Inferno section 30: Dante opens this canto with a recount of ancient Greeks who had gone insane as a preface to the following scene: "But neither fury-Theban, Trojan-ever was seen to be so cruel against another, in rending beasts and even human limbs, as were two shades I saw, both pale and naked, who, biting, ran berserk in just the way a hod does when it's let loose in its sty. The one came at Capocchio and sank his tusks into his neck so that, by dragging, he made the hard ground scrape against his belly." The remaining shade from Arezzo explains that the two shades that attack Capocchio belong to Gianni Schicchi and Myrrha. Schicchi and Myrrha reside in the part of Hell reserved for Counterfeiters of Other Persons (another type of falsifying) because they both pretended to be other people. After all of these shades retreat, Dante looks around at other miserable souls. He sees the soul belonging to Master Adam, swollen with dropsy. Master Adam was a counterfeiter of coins in Florence. Dante asks Adam for the names of other sinners nearby. As Adam begins to reveal the names of those around him, one of the shades, insulted by the conversation, attacks Adam. The two start to quarrel while Dante listens quietly.

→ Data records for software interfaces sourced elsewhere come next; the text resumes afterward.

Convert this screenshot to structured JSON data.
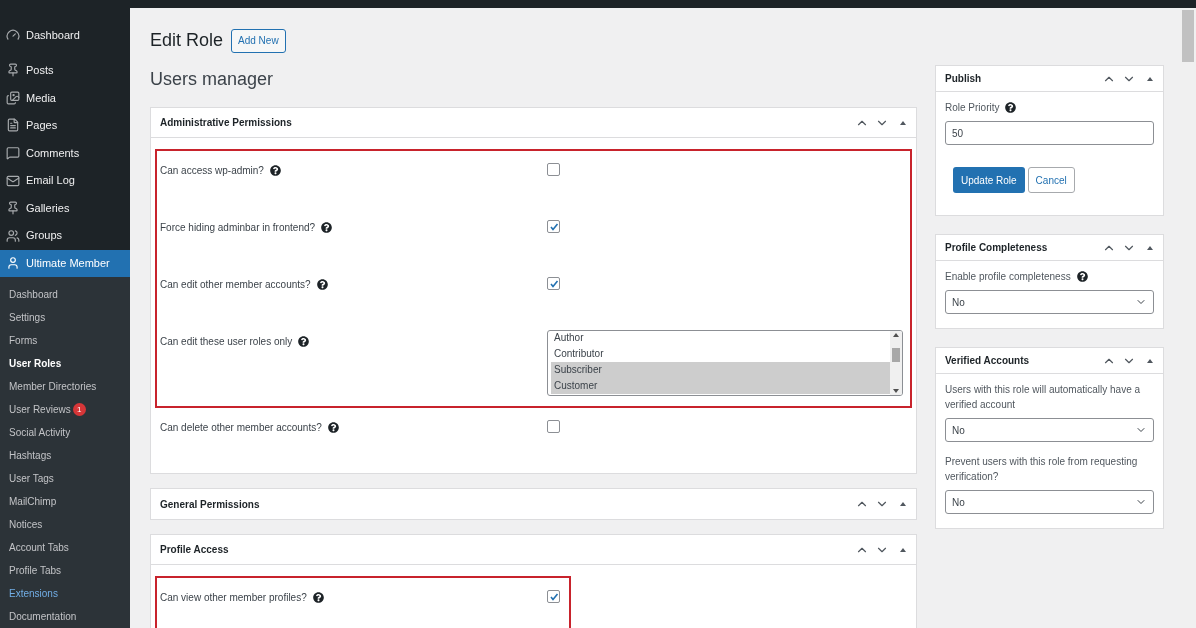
{
  "sidebar": {
    "items": [
      {
        "label": "Dashboard",
        "selected": false
      },
      {
        "label": "Posts",
        "selected": false
      },
      {
        "label": "Media",
        "selected": false
      },
      {
        "label": "Pages",
        "selected": false
      },
      {
        "label": "Comments",
        "selected": false
      },
      {
        "label": "Email Log",
        "selected": false
      },
      {
        "label": "Galleries",
        "selected": false
      },
      {
        "label": "Groups",
        "selected": false
      },
      {
        "label": "Ultimate Member",
        "selected": true
      }
    ],
    "submenu": [
      {
        "label": "Dashboard",
        "selected": false
      },
      {
        "label": "Settings",
        "selected": false
      },
      {
        "label": "Forms",
        "selected": false
      },
      {
        "label": "User Roles",
        "selected": true
      },
      {
        "label": "Member Directories",
        "selected": false
      },
      {
        "label": "User Reviews",
        "selected": false,
        "badge": "1"
      },
      {
        "label": "Social Activity",
        "selected": false
      },
      {
        "label": "Hashtags",
        "selected": false
      },
      {
        "label": "User Tags",
        "selected": false
      },
      {
        "label": "MailChimp",
        "selected": false
      },
      {
        "label": "Notices",
        "selected": false
      },
      {
        "label": "Account Tabs",
        "selected": false
      },
      {
        "label": "Profile Tabs",
        "selected": false
      },
      {
        "label": "Extensions",
        "selected": false,
        "highlight": true
      },
      {
        "label": "Documentation",
        "selected": false
      }
    ]
  },
  "page": {
    "title": "Edit Role",
    "add_new": "Add New",
    "subtitle": "Users manager"
  },
  "sections": [
    {
      "title": "Administrative Permissions",
      "groups": [
        {
          "highlighted": true,
          "fields": [
            {
              "kind": "checkbox",
              "label": "Can access wp-admin?",
              "checked": false
            },
            {
              "kind": "checkbox",
              "label": "Force hiding adminbar in frontend?",
              "checked": true
            },
            {
              "kind": "checkbox",
              "label": "Can edit other member accounts?",
              "checked": true
            },
            {
              "kind": "listbox",
              "label": "Can edit these user roles only",
              "options": [
                {
                  "label": "Author",
                  "selected": false
                },
                {
                  "label": "Contributor",
                  "selected": false
                },
                {
                  "label": "Subscriber",
                  "selected": true
                },
                {
                  "label": "Customer",
                  "selected": true
                }
              ]
            }
          ]
        },
        {
          "highlighted": false,
          "fields": [
            {
              "kind": "checkbox",
              "label": "Can delete other member accounts?",
              "checked": false
            }
          ]
        }
      ]
    },
    {
      "title": "General Permissions"
    },
    {
      "title": "Profile Access",
      "groups": [
        {
          "highlighted": true,
          "fields": [
            {
              "kind": "checkbox",
              "label": "Can view other member profiles?",
              "checked": true
            }
          ]
        }
      ]
    }
  ],
  "side_boxes": [
    {
      "title": "Publish",
      "items": [
        {
          "kind": "input",
          "label": "Role Priority",
          "value": "50"
        },
        {
          "kind": "buttons",
          "primary": "Update Role",
          "secondary": "Cancel"
        }
      ]
    },
    {
      "title": "Profile Completeness",
      "items": [
        {
          "kind": "select",
          "label": "Enable profile completeness",
          "value": "No",
          "help": true
        }
      ]
    },
    {
      "title": "Verified Accounts",
      "items": [
        {
          "kind": "select",
          "label": "Users with this role will automatically have a verified account",
          "value": "No",
          "help": false
        },
        {
          "kind": "select",
          "label": "Prevent users with this role from requesting verification?",
          "value": "No",
          "help": false
        }
      ]
    }
  ]
}
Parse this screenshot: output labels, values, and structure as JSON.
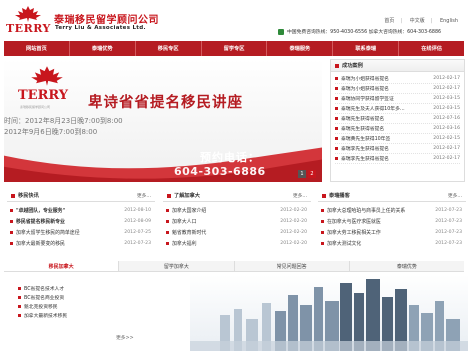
{
  "header": {
    "logo_text": "TERRY",
    "company_cn": "泰瑞移民留学顾问公司",
    "company_en": "Terry Liu & Associates Ltd.",
    "links": [
      "首页",
      "中文版",
      "English"
    ],
    "hotline": "中国免费咨询热线：950-4030-6556  加拿大咨询热线：604-303-6886"
  },
  "nav": [
    "网站首页",
    "泰瑞优势",
    "移民专区",
    "留学专区",
    "泰瑞服务",
    "联系泰瑞",
    "在线评估"
  ],
  "banner": {
    "logo_text": "TERRY",
    "logo_sub": "泰瑞移民留学顾问公司",
    "title": "卑诗省省提名移民讲座",
    "time1": "时间：2012年8月23日晚7:00到8:00",
    "time2": "2012年9月6日晚7:00到8:00",
    "cta": "预约电话：",
    "phone": "604-303-6886",
    "pager": [
      "1",
      "2"
    ]
  },
  "success": {
    "title": "成功案例",
    "items": [
      {
        "text": "泰瑞为小姐获得省提名",
        "date": "2012-02-17"
      },
      {
        "text": "泰瑞为小姐获得省提名",
        "date": "2012-02-17"
      },
      {
        "text": "泰瑞协同学获得留学签证",
        "date": "2012-03-15"
      },
      {
        "text": "泰瑞先生及夫人获得10年多…",
        "date": "2012-03-15"
      },
      {
        "text": "泰瑞先生获得省提名",
        "date": "2012-07-16"
      },
      {
        "text": "泰瑞先生获得省提名",
        "date": "2012-03-16"
      },
      {
        "text": "泰瑞黄先生获得10年签",
        "date": "2012-02-15"
      },
      {
        "text": "泰瑞李先生获得省提名",
        "date": "2012-02-17"
      },
      {
        "text": "泰瑞李先生获得省提名",
        "date": "2012-02-17"
      }
    ]
  },
  "columns": [
    {
      "title": "移民快讯",
      "more": "更多...",
      "items": [
        {
          "text": "\"卓越团队，专业服务\"",
          "date": "2012-08-10"
        },
        {
          "text": "移民省提名移民新专业",
          "date": "2012-08-09"
        },
        {
          "text": "加拿大留学生移民的简单途径",
          "date": "2012-07-25"
        },
        {
          "text": "加拿大最新要变的移民",
          "date": "2012-07-23"
        }
      ]
    },
    {
      "title": "了解加拿大",
      "more": "更多...",
      "items": [
        {
          "text": "加拿大国家介绍",
          "date": "2012-02-20"
        },
        {
          "text": "加拿大人口",
          "date": "2012-02-20"
        },
        {
          "text": "魁省教育新时代",
          "date": "2012-02-20"
        },
        {
          "text": "加拿大福利",
          "date": "2012-02-20"
        }
      ]
    },
    {
      "title": "泰瑞播客",
      "more": "更多...",
      "items": [
        {
          "text": "加拿大总理哈珀与商事员上任的关系",
          "date": "2012-07-23"
        },
        {
          "text": "在加拿大与医疗求医就医",
          "date": "2012-07-23"
        },
        {
          "text": "加拿大劳工移民相关工作",
          "date": "2012-07-23"
        },
        {
          "text": "加拿大测试文化",
          "date": "2012-07-23"
        }
      ]
    }
  ],
  "tabs": [
    "移民加拿大",
    "留学加拿大",
    "常见问题回答",
    "泰瑞优势"
  ],
  "bottom": {
    "items": [
      "BC省提名技术人才",
      "BC省提名商业投资",
      "魁北克投资移民",
      "加拿大最新技术移民"
    ],
    "more": "更多>>"
  },
  "colors": {
    "brand_red": "#c8161d",
    "nav_red": "#b51c22"
  }
}
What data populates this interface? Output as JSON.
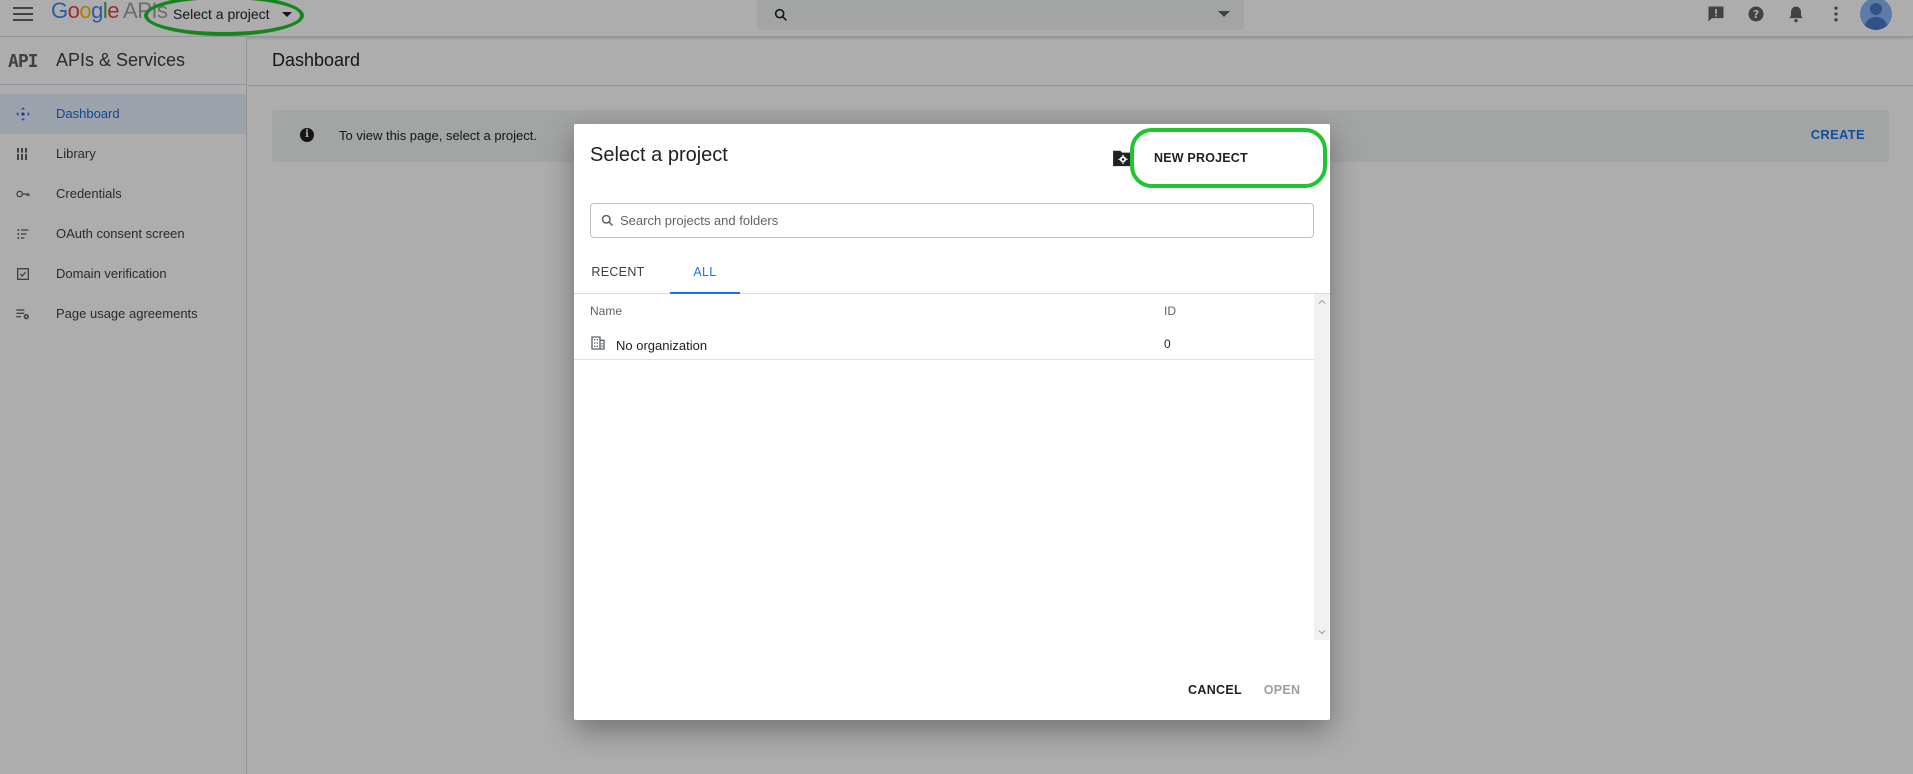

Virgil admonishes Dante for listening to the fight and urges him onward.
Divine Comedy Study GuideChoose to Continue
- Divine Comedy
- Inferno section 1- Inferno section 5
- Inferno section 6- Inferno section 10
- Inferno section 16- Inferno section 20
- Inferno section 21- Inferno section 25
- Inferno section 26- Inferno section 30
- Inferno section 31- Purgatorio section 1
- Purgatorio section 2- Purgatorio section 6
- Purgatorio section 7- Purgatorio section 11
- Purgatorio section 12- Purgatorio section 16
- Purgatorio section 17- Purgatorio section 21
- Purgatorio section 22- Purgatorio section 26
- Purgatorio section 27- Purgatorio section 31
- Paradiso section 4- Paradiso section 8
- Purgatorio section 32- Paradiso section 3
- Paradiso section 9- Paradiso section 13
- Paradiso section 14- Paradiso section 18
- Paradiso section 19- Paradiso section 23
- Paradiso section 24- Paradiso section 28
- Paradiso section 29- Paradiso section 33
- Character Profiles
- Metaphor Analysis
- Theme Analysis
- Top Ten Quotes
- Dante Alighieri